- _Web page and app entries_:
>>>

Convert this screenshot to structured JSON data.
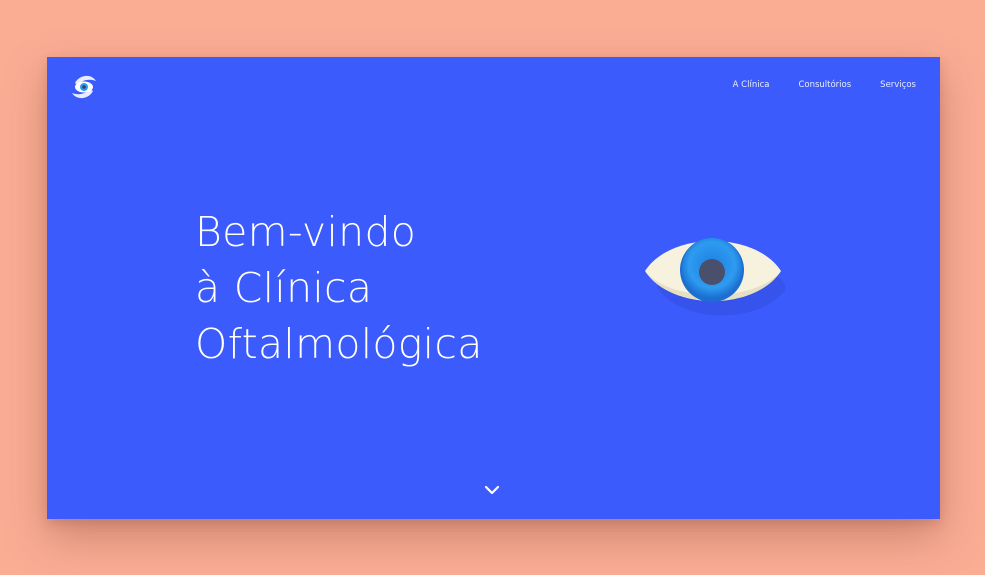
{
  "nav": {
    "items": [
      {
        "label": "A Clínica"
      },
      {
        "label": "Consultórios"
      },
      {
        "label": "Serviços"
      }
    ]
  },
  "hero": {
    "title_lines": [
      "Bem-vindo",
      "à Clínica",
      "Oftalmológica"
    ]
  },
  "icons": {
    "logo": "eye-logo-icon",
    "hero_image": "eye-illustration",
    "scroll": "chevron-down-icon"
  },
  "colors": {
    "page_background": "#FBAD94",
    "hero_background": "#3B5BFD",
    "text": "#FFFFFF",
    "iris": "#2E9BF0",
    "pupil": "#4A4F6B",
    "sclera": "#F6F2DD"
  }
}
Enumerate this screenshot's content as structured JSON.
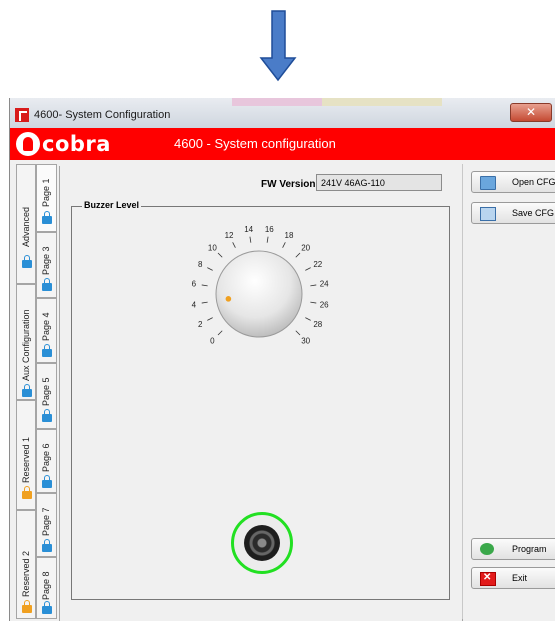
{
  "window": {
    "title": "4600- System Configuration",
    "close_label": "✕"
  },
  "header": {
    "logo_text": "cobra",
    "title": "4600 - System configuration",
    "color": "#ff0000"
  },
  "tabs": {
    "groups": [
      {
        "label": "Advanced",
        "icon": "lock-icon"
      },
      {
        "label": "Aux Configuration",
        "icon": "lock-icon"
      },
      {
        "label": "Reserved 1",
        "icon": "lock-icon"
      },
      {
        "label": "Reserved 2",
        "icon": "lock-icon"
      }
    ],
    "pages": [
      {
        "label": "Page 1"
      },
      {
        "label": "Page 3"
      },
      {
        "label": "Page 4"
      },
      {
        "label": "Page 5"
      },
      {
        "label": "Page 6"
      },
      {
        "label": "Page 7"
      },
      {
        "label": "Page 8"
      }
    ]
  },
  "fw": {
    "label": "FW Version",
    "value": "241V 46AG-110"
  },
  "buzzer": {
    "group_title": "Buzzer Level",
    "scale": [
      "0",
      "2",
      "4",
      "6",
      "8",
      "10",
      "12",
      "14",
      "16",
      "18",
      "20",
      "22",
      "24",
      "26",
      "28",
      "30"
    ],
    "level": 4,
    "accent": "#22e022"
  },
  "buttons": {
    "open": "Open CFG",
    "save": "Save CFG",
    "program": "Program",
    "exit": "Exit"
  }
}
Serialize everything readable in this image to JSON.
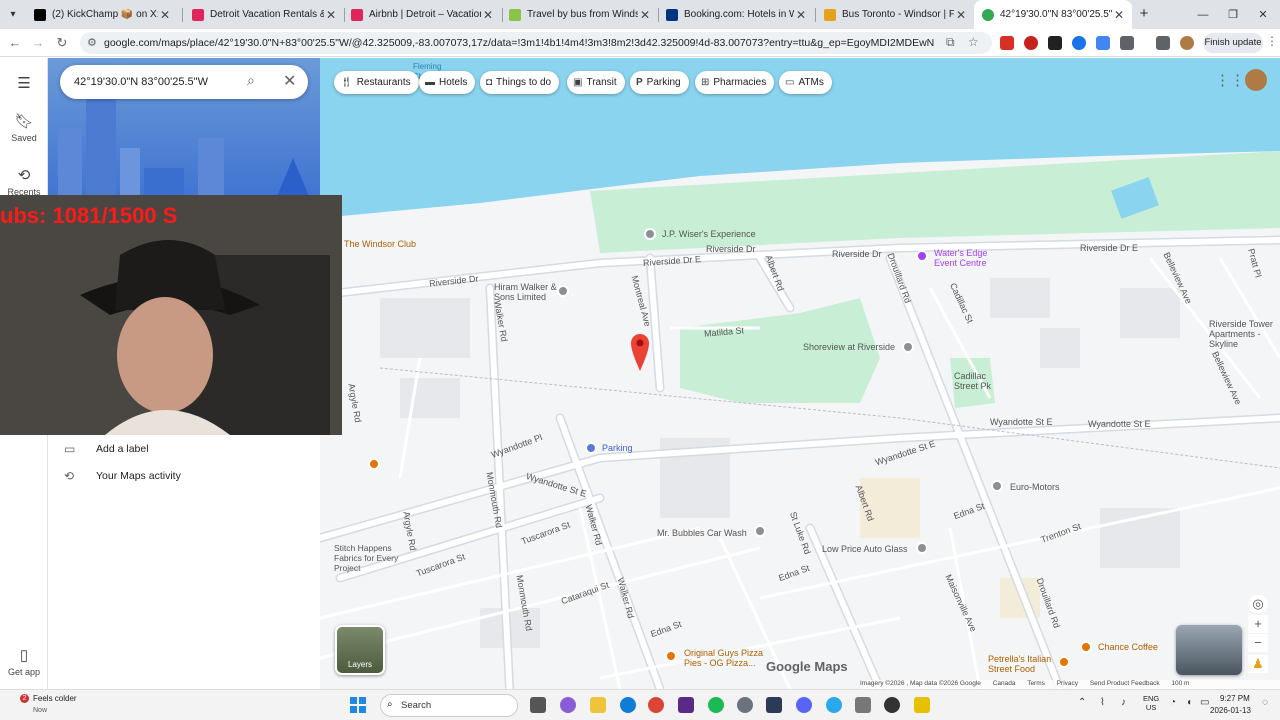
{
  "browser": {
    "tabs": [
      {
        "label": "(2) KickChamp 📦 on X: \"Fans a",
        "color": "#000000"
      },
      {
        "label": "Detroit Vacation Rentals & Hon",
        "color": "#e0245e"
      },
      {
        "label": "Airbnb | Detroit – Vacation Ren",
        "color": "#e0245e"
      },
      {
        "label": "Travel by bus from Windsor, ON",
        "color": "#8bc34a"
      },
      {
        "label": "Booking.com: Hotels in Windso",
        "color": "#003580"
      },
      {
        "label": "Bus Toronto - Windsor | Find th",
        "color": "#e3a21a"
      },
      {
        "label": "42°19'30.0\"N 83°00'25.5\"W - G",
        "color": "#34a853"
      }
    ],
    "url": "google.com/maps/place/42°19'30.0\"N+83°00'25.5\"W/@42.325009,-83.007073,17z/data=!3m1!4b1!4m4!3m3!8m2!3d42.325009!4d-83.007073?entry=ttu&g_ep=EgoyMDI2MDEwNy4wIKXMDSoASAFQA...",
    "finish_update": "Finish update",
    "new_tab": "+"
  },
  "sidebar": {
    "items": [
      {
        "label": "Saved",
        "icon": "bookmark-icon"
      },
      {
        "label": "Recents",
        "icon": "history-icon"
      },
      {
        "label": "Get app",
        "icon": "phone-icon"
      }
    ]
  },
  "panel": {
    "search_value": "42°19'30.0\"N 83°00'25.5\"W",
    "items": [
      {
        "label": "Add a label",
        "icon": "label-icon"
      },
      {
        "label": "Your Maps activity",
        "icon": "activity-icon"
      }
    ]
  },
  "overlay": {
    "text": "ubs: 1081/1500  S"
  },
  "chips": [
    {
      "label": "Restaurants",
      "icon": "restaurant-icon"
    },
    {
      "label": "Hotels",
      "icon": "hotel-icon"
    },
    {
      "label": "Things to do",
      "icon": "camera-icon"
    },
    {
      "label": "Transit",
      "icon": "transit-icon"
    },
    {
      "label": "Parking",
      "icon": "parking-icon"
    },
    {
      "label": "Pharmacies",
      "icon": "pharmacy-icon"
    },
    {
      "label": "ATMs",
      "icon": "atm-icon"
    }
  ],
  "map": {
    "streets": [
      "Riverside Dr E",
      "Riverside Dr",
      "Riverside Dr",
      "Riverside Dr E",
      "Riverside Dr",
      "Wyandotte St E",
      "Wyandotte St E",
      "Wyandotte St E",
      "Wyandotte St E",
      "Wyandotte Pl",
      "Walker Rd",
      "Walker Rd",
      "Montreal Ave",
      "Albert Rd",
      "Albert Rd",
      "Drouillard Rd",
      "Drouillard Rd",
      "Cadillac St",
      "Matilda St",
      "St Luke Rd",
      "Edna St",
      "Edna St",
      "Edna St",
      "Argyle Rd",
      "Argyle Rd",
      "Monmouth Rd",
      "Monmouth Rd",
      "Tuscarora St",
      "Tuscarora St",
      "Cataraqui St",
      "Walker Rd",
      "Belleview Ave",
      "Bellewiew Ave",
      "Maisonville Ave",
      "Trenton St",
      "Pratt Pl"
    ],
    "places": [
      "J.P. Wiser's Experience",
      "Water's Edge Event Centre",
      "Hiram Walker & Sons Limited",
      "Shoreview at Riverside",
      "Cadillac Street Pk",
      "The Windsor Club",
      "Parking",
      "Euro-Motors",
      "Mr. Bubbles Car Wash",
      "Low Price Auto Glass",
      "Stitch Happens Fabrics for Every Project",
      "Original Guys Pizza Pies - OG Pizza...",
      "Petrella's Italian Street Food",
      "Chance Coffee",
      "Riverside Tower Apartments - Skyline",
      "Fleming Channel"
    ],
    "layers_label": "Layers",
    "logo": "Google Maps",
    "attribution": [
      "Imagery ©2026 , Map data ©2026 Google",
      "Canada",
      "Terms",
      "Privacy",
      "Send Product Feedback",
      "100 m"
    ]
  },
  "taskbar": {
    "weather": "Feels colder",
    "weather_sub": "Now",
    "weather_badge": "2",
    "search_label": "Search",
    "lang_top": "ENG",
    "lang_bottom": "US",
    "time": "9:27 PM",
    "date": "2026-01-13"
  },
  "colors": {
    "water": "#8ad4f0",
    "land": "#f4f5f6",
    "park": "#c8efd6",
    "road": "#ffffff",
    "pin": "#ea4335"
  }
}
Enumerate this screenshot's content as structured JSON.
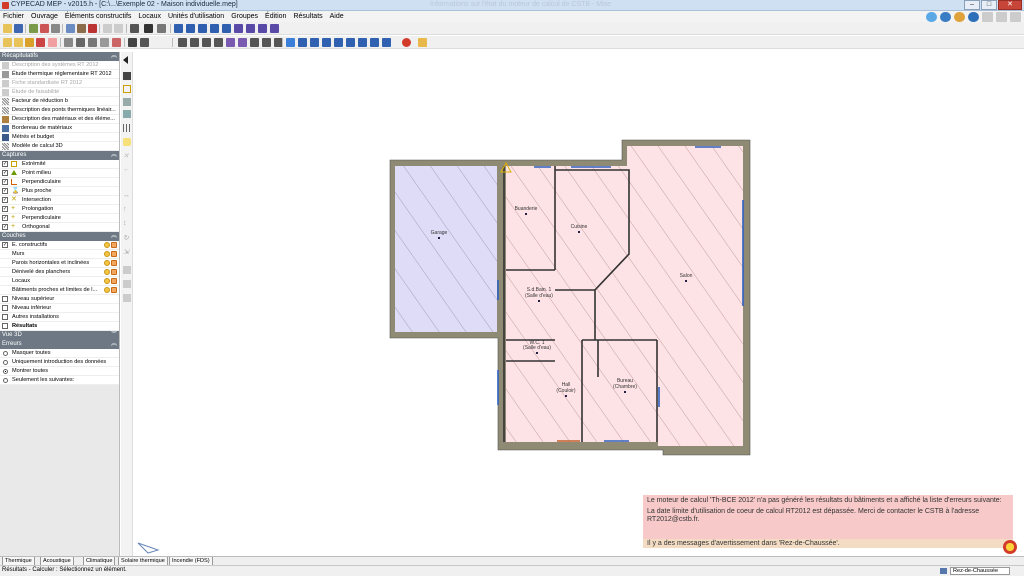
{
  "window": {
    "title": "CYPECAD MEP - v2015.h - [C:\\...\\Exemple 02 - Maison individuelle.mep]",
    "ghost_title": "Informations sur l'état du moteur de calcul de CSTB - Mise"
  },
  "menu": [
    "Fichier",
    "Ouvrage",
    "Éléments constructifs",
    "Locaux",
    "Unités d'utilisation",
    "Groupes",
    "Édition",
    "Résultats",
    "Aide"
  ],
  "panel": {
    "recap": {
      "title": "Récapitulatifs",
      "items": [
        {
          "label": "Description des systèmes RT 2012",
          "grey": true
        },
        {
          "label": "Étude thermique réglementaire RT 2012",
          "grey": false
        },
        {
          "label": "Fiche standardisée RT 2012",
          "grey": true
        },
        {
          "label": "Étude de faisabilité",
          "grey": true
        },
        {
          "label": "Facteur de réduction b",
          "grey": false
        },
        {
          "label": "Description des ponts thermiques linéair...",
          "grey": false
        },
        {
          "label": "Description des matériaux et des éléme...",
          "grey": false
        },
        {
          "label": "Bordereau de matériaux",
          "grey": false
        },
        {
          "label": "Métrés et budget",
          "grey": false
        },
        {
          "label": "Modèle de calcul 3D",
          "grey": false
        }
      ]
    },
    "captures": {
      "title": "Captures",
      "items": [
        "Extrémité",
        "Point milieu",
        "Perpendiculaire",
        "Plus proche",
        "Intersection",
        "Prolongation",
        "Perpendiculaire",
        "Orthogonal"
      ]
    },
    "couches": {
      "title": "Couches",
      "items": [
        {
          "label": "E. constructifs",
          "checked": true,
          "indent": false
        },
        {
          "label": "Murs",
          "checked": false,
          "indent": true
        },
        {
          "label": "Parois horizontales et inclinées",
          "checked": false,
          "indent": true
        },
        {
          "label": "Dénivelé des planchers",
          "checked": false,
          "indent": true
        },
        {
          "label": "Locaux",
          "checked": false,
          "indent": true
        },
        {
          "label": "Bâtiments proches et limites de l...",
          "checked": false,
          "indent": true
        },
        {
          "label": "Niveau supérieur",
          "checked": false,
          "indent": false
        },
        {
          "label": "Niveau inférieur",
          "checked": false,
          "indent": false
        },
        {
          "label": "Autres installations",
          "checked": false,
          "indent": false
        },
        {
          "label": "Résultats",
          "checked": false,
          "indent": false
        }
      ]
    },
    "vue3d": {
      "title": "Vue 3D"
    },
    "erreurs": {
      "title": "Erreurs",
      "options": [
        "Masquer toutes",
        "Uniquement introduction des données",
        "Montrer toutes",
        "Seulement les suivantes:"
      ],
      "selected": 2
    }
  },
  "rooms": {
    "garage": "Garage",
    "buanderie": "Buanderie",
    "cuisine": "Cuisine",
    "salon": "Salon",
    "sdb1": "S.d.Bain. 1",
    "sdb1b": "(Salle d'eau)",
    "wc1": "W.C. 1",
    "wc1b": "(Salle d'eau)",
    "hall": "Hall",
    "hallb": "(Couloir)",
    "bureau": "Bureau",
    "bureaub": "(Chambre)"
  },
  "warning": {
    "line1": "Le moteur de calcul 'Th-BCE 2012' n'a pas généré les résultats du bâtiments et a affiché la liste d'erreurs suivante:",
    "line2": "La date limite d'utilisation de coeur de calcul RT2012 est dépassée. Merci de contacter le CSTB à l'adresse RT2012@cstb.fr.",
    "line3": "Il y a des messages d'avertissement dans 'Rez-de-Chaussée'."
  },
  "tabs": [
    "Thermique",
    "Acoustique",
    "Climatique",
    "Solaire thermique",
    "Incendie (FDS)"
  ],
  "status": {
    "text": "Résultats - Calculer : Sélectionnez un élément.",
    "floor": "Rez-de-Chaussée"
  },
  "colors": {
    "panel_header": "#6d7884",
    "room_pink": "#fde3e6",
    "room_blue": "#dedcf6",
    "wall": "#8f8a74",
    "warning_bg": "#f7c9c9"
  }
}
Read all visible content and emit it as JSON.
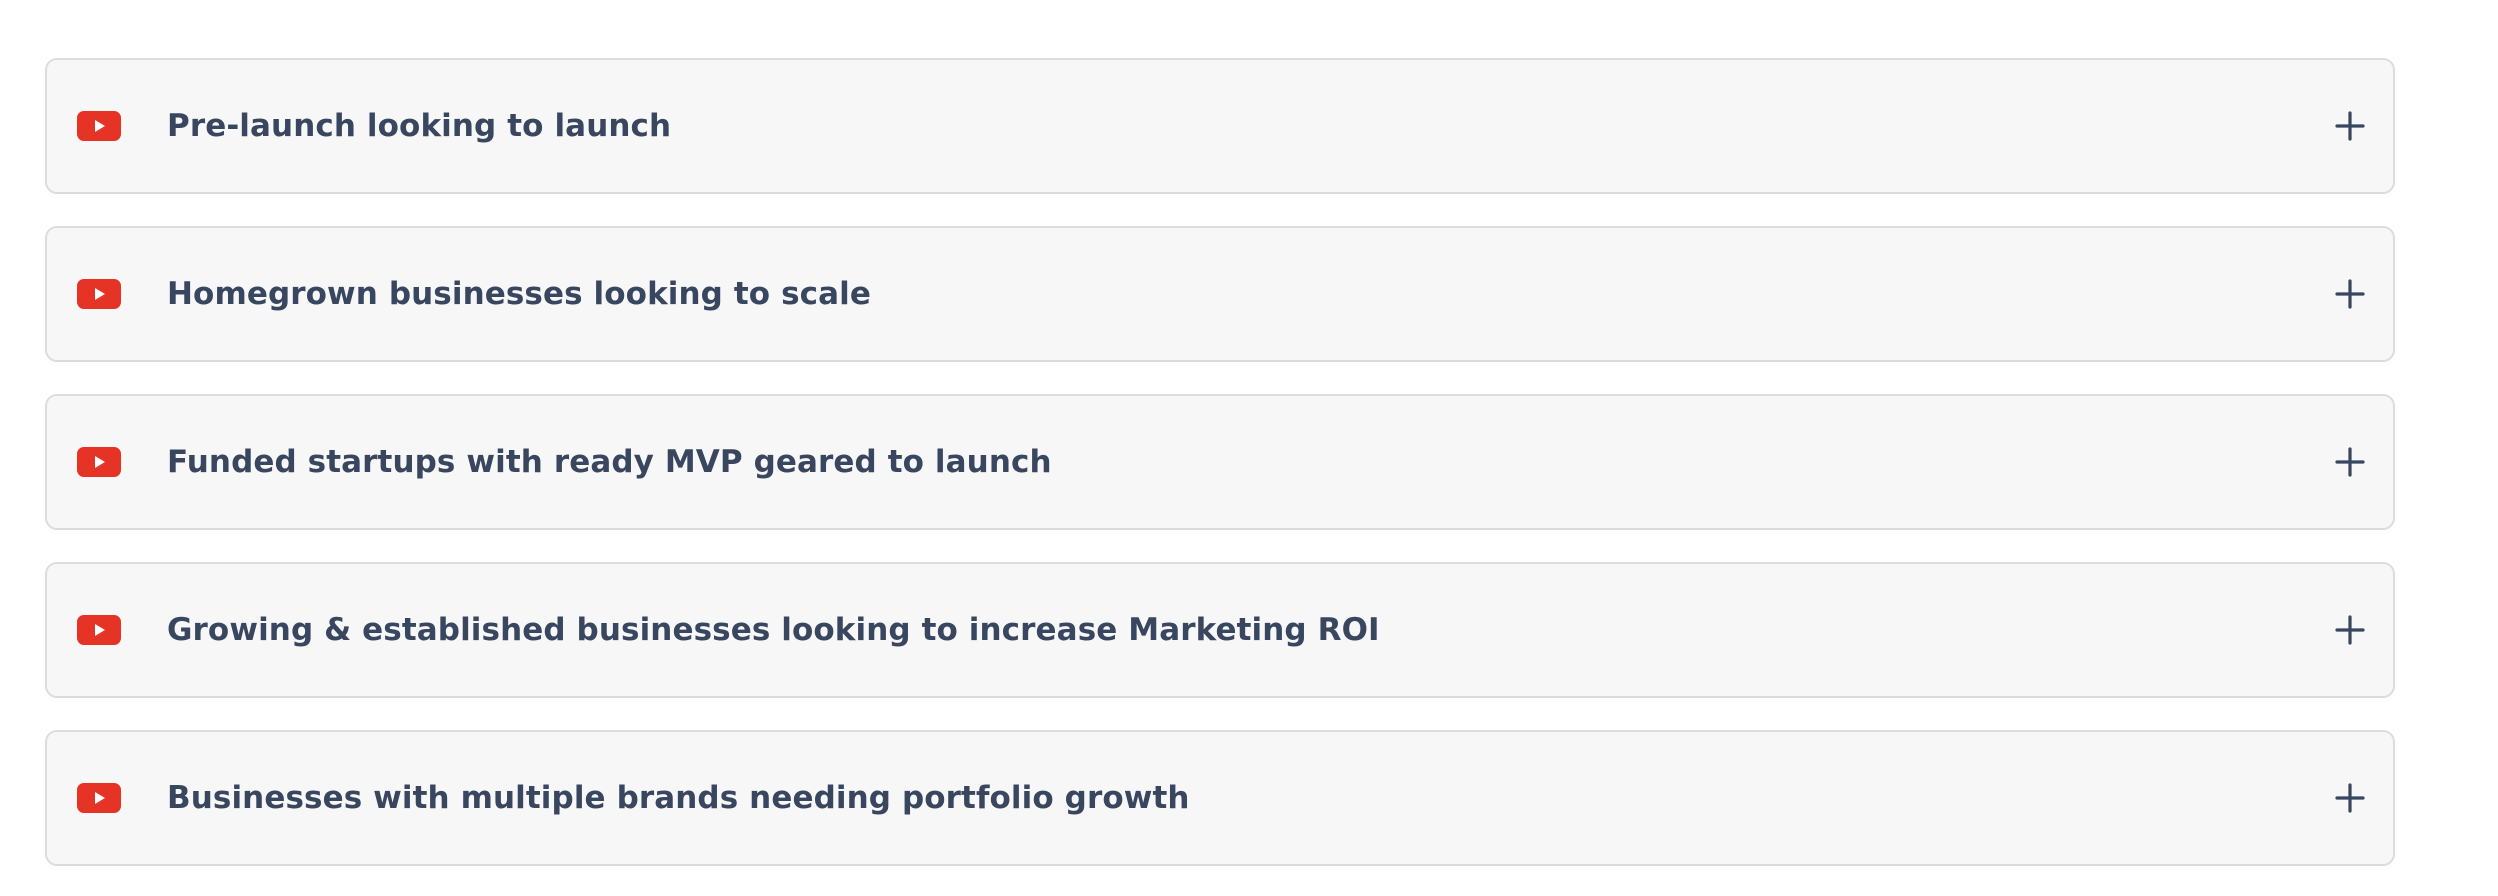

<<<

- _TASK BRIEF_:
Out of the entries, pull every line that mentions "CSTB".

- _ANSWER FOR THIS EXERCISE_:
    "ghost_title": "Informations sur l'état du moteur de calcul de CSTB - Mise"
    "line2": "La date limite d'utilisation de coeur de calcul RT2012 est dépassée. Merci de contacter le CSTB à l'adresse RT2012@cstb.fr.",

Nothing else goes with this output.